Do you find yourself wearing less makeup as you get older?
Tonight I’m wearing makeup because of this thing. Onstage I still wear makeup, but at home I never wear makeup. Marilyn Manson wears his makeup all the time. I told him, “You’re going to get tired of that. That’s going to get old after a while.”
What bands have the most to learn from you?
Well, these young bands have to understand that it’s all in the songwriting. The image is great, the icing on the cake is great, but if you don’t have the songs, you’re going to be around for maybe two years. Panic! At the Disco is an interesting band because they write really interesting stuff. The White Stripes are really interesting because they’re just Detroit garage rock, but they do it with such intensity that they make me believe it. That’s hard to do. I like garage bands, tough rock-and-roll bands. Arctic Monkeys are pretty good. I just hope it goes more in that direction rather than overly produced bands that aren’t going to be around.
Any bands you don’t like?
There’s a lot of music I don’t like, but I can’t say because I’m standing too close to LL (laughs). For some reason, maybe because it’s not my enemy anymore, I’m starting to like disco. The Bee Gees. At the time I wasn’t allowed to like it. And there are maybe three or four rap artists I like who are really original. LL is one of them, and Outkast. Unbelievable. They’re a combination of Frank Zappa and Earth Wind and Fire.
Have you been watching Rock of Love?

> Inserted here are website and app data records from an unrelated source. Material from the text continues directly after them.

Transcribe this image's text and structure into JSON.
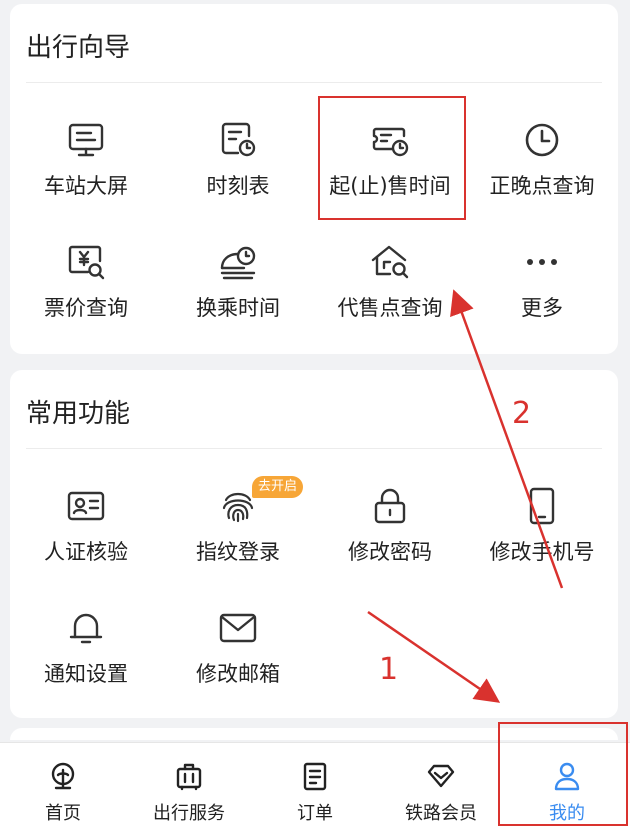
{
  "guide": {
    "title": "出行向导",
    "items": [
      {
        "label": "车站大屏",
        "icon": "monitor-icon"
      },
      {
        "label": "时刻表",
        "icon": "timetable-icon"
      },
      {
        "label": "起(止)售时间",
        "icon": "ticket-clock-icon"
      },
      {
        "label": "正晚点查询",
        "icon": "clock-icon"
      },
      {
        "label": "票价查询",
        "icon": "price-search-icon"
      },
      {
        "label": "换乘时间",
        "icon": "train-clock-icon"
      },
      {
        "label": "代售点查询",
        "icon": "house-search-icon"
      },
      {
        "label": "更多",
        "icon": "more-dots-icon"
      }
    ]
  },
  "common": {
    "title": "常用功能",
    "items": [
      {
        "label": "人证核验",
        "icon": "id-card-icon"
      },
      {
        "label": "指纹登录",
        "icon": "fingerprint-icon",
        "badge": "去开启"
      },
      {
        "label": "修改密码",
        "icon": "lock-icon"
      },
      {
        "label": "修改手机号",
        "icon": "phone-icon"
      },
      {
        "label": "通知设置",
        "icon": "bell-icon"
      },
      {
        "label": "修改邮箱",
        "icon": "mail-icon"
      }
    ]
  },
  "tabbar": {
    "tabs": [
      {
        "label": "首页",
        "icon": "railway-logo-icon",
        "active": false
      },
      {
        "label": "出行服务",
        "icon": "luggage-icon",
        "active": false
      },
      {
        "label": "订单",
        "icon": "order-list-icon",
        "active": false
      },
      {
        "label": "铁路会员",
        "icon": "diamond-icon",
        "active": false
      },
      {
        "label": "我的",
        "icon": "user-icon",
        "active": true
      }
    ]
  },
  "annotations": {
    "step1": "1",
    "step2": "2",
    "color": "#d9322e"
  },
  "colors": {
    "accent": "#3a8cf0",
    "badge": "#f7a637",
    "background": "#f1f2f4"
  }
}
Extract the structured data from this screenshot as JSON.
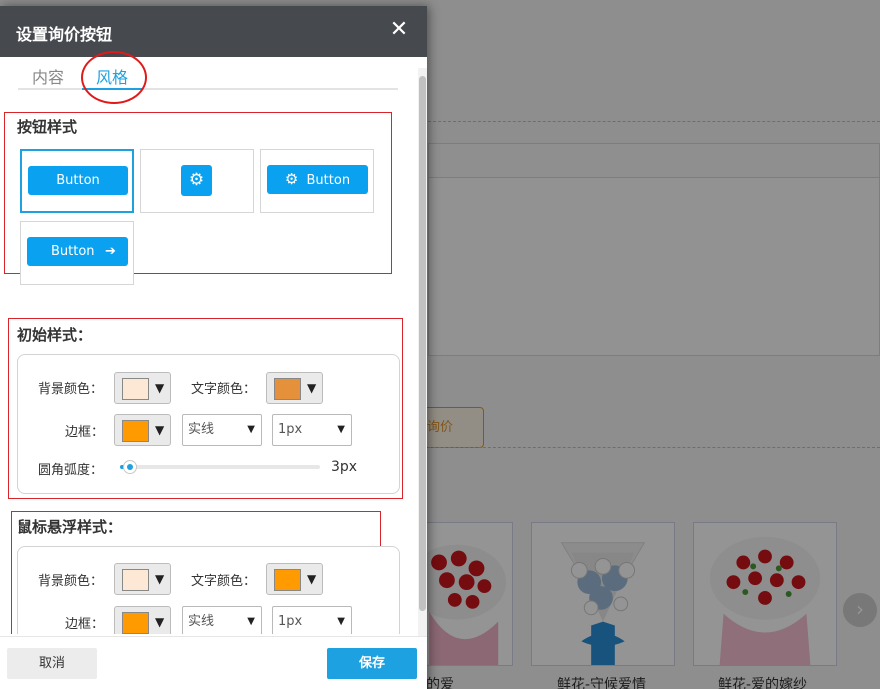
{
  "dialog": {
    "title": "设置询价按钮",
    "close_glyph": "✕",
    "tabs": [
      {
        "label": "内容",
        "active": false
      },
      {
        "label": "风格",
        "active": true
      }
    ]
  },
  "button_style": {
    "title": "按钮样式",
    "options": [
      {
        "label": "Button",
        "icon": "none",
        "selected": true
      },
      {
        "label": "",
        "icon": "gear-icon",
        "selected": false
      },
      {
        "label": "Button",
        "icon": "gear-icon",
        "selected": false
      },
      {
        "label": "Button",
        "icon": "arrow-right-icon",
        "selected": false
      }
    ],
    "gear_glyph": "⚙",
    "arrow_glyph": "➔"
  },
  "initial_style": {
    "title": "初始样式：",
    "bg_color_label": "背景颜色：",
    "bg_color": "#fde8d6",
    "text_color_label": "文字颜色：",
    "text_color": "#e5903a",
    "border_label": "边框：",
    "border_color": "#ff9a00",
    "border_style": "实线",
    "border_width": "1px",
    "radius_label": "圆角弧度：",
    "radius_value": "3px",
    "radius_fraction": 0.05
  },
  "hover_style": {
    "title": "鼠标悬浮样式：",
    "bg_color_label": "背景颜色：",
    "bg_color": "#fde8d6",
    "text_color_label": "文字颜色：",
    "text_color": "#ff9a00",
    "border_label": "边框：",
    "border_color": "#ff9a00",
    "border_style": "实线",
    "border_width": "1px"
  },
  "footer": {
    "cancel_label": "取消",
    "save_label": "保存"
  },
  "background": {
    "inquiry_button_label": "询价",
    "products": [
      {
        "caption": "热烈的爱"
      },
      {
        "caption": "鲜花-守候爱情"
      },
      {
        "caption": "鲜花-爱的嫁纱"
      }
    ],
    "next_glyph": "›"
  },
  "colors": {
    "accent": "#1ea1e0",
    "button_blue": "#0aa2f0",
    "header_bg": "#46494e",
    "annotation_red": "#d9252a"
  },
  "select_arrow": "▼"
}
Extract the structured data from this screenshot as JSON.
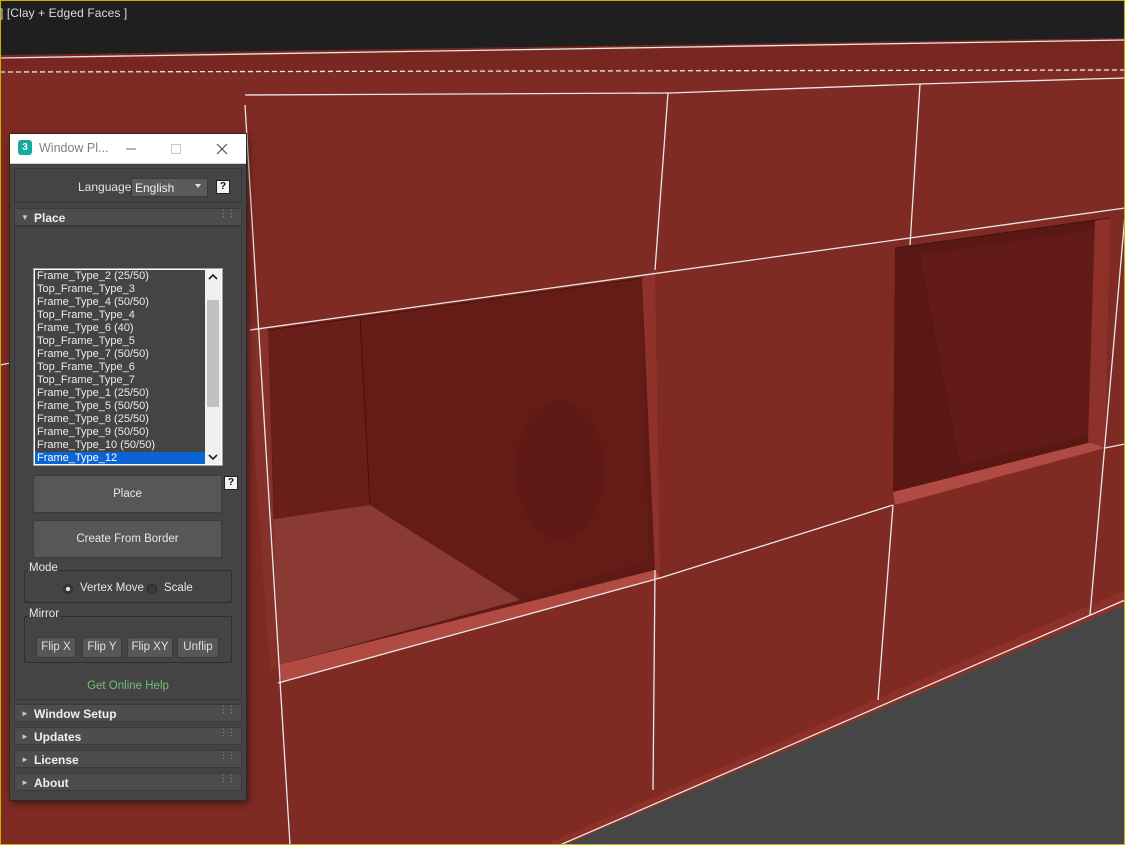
{
  "viewport": {
    "label": "] [Clay + Edged Faces ]"
  },
  "window": {
    "icon_text": "3",
    "title": "Window Pl...",
    "minimize_icon": "minimize-icon",
    "maximize_icon": "maximize-icon",
    "close_icon": "close-icon"
  },
  "language": {
    "label": "Language:",
    "selected": "English",
    "help": "?"
  },
  "rollouts": {
    "place": "Place",
    "window_setup": "Window Setup",
    "updates": "Updates",
    "license": "License",
    "about": "About"
  },
  "frame_list": {
    "items": [
      "Frame_Type_2 (25/50)",
      "Top_Frame_Type_3",
      "Frame_Type_4 (50/50)",
      "Top_Frame_Type_4",
      "Frame_Type_6 (40)",
      "Top_Frame_Type_5",
      "Frame_Type_7 (50/50)",
      "Top_Frame_Type_6",
      "Top_Frame_Type_7",
      "Frame_Type_1 (25/50)",
      "Frame_Type_5 (50/50)",
      "Frame_Type_8 (25/50)",
      "Frame_Type_9 (50/50)",
      "Frame_Type_10 (50/50)",
      "Frame_Type_12"
    ],
    "selected_index": 14,
    "help": "?"
  },
  "buttons": {
    "place": "Place",
    "create_from_border": "Create From Border"
  },
  "mode": {
    "title": "Mode",
    "vertex_move": "Vertex Move",
    "scale": "Scale",
    "selected": "vertex_move"
  },
  "mirror": {
    "title": "Mirror",
    "flip_x": "Flip X",
    "flip_y": "Flip Y",
    "flip_xy": "Flip XY",
    "unflip": "Unflip"
  },
  "help_link": "Get Online Help",
  "colors": {
    "clay": "#7d2822",
    "panel": "#444444",
    "selection": "#0a64d4",
    "link": "#72c072",
    "viewport_border": "#c8b400"
  }
}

Oh God, I call Bret [Michaels] up all the time and say, “Throw them all out! They’re all idiots!” —Jada Yuan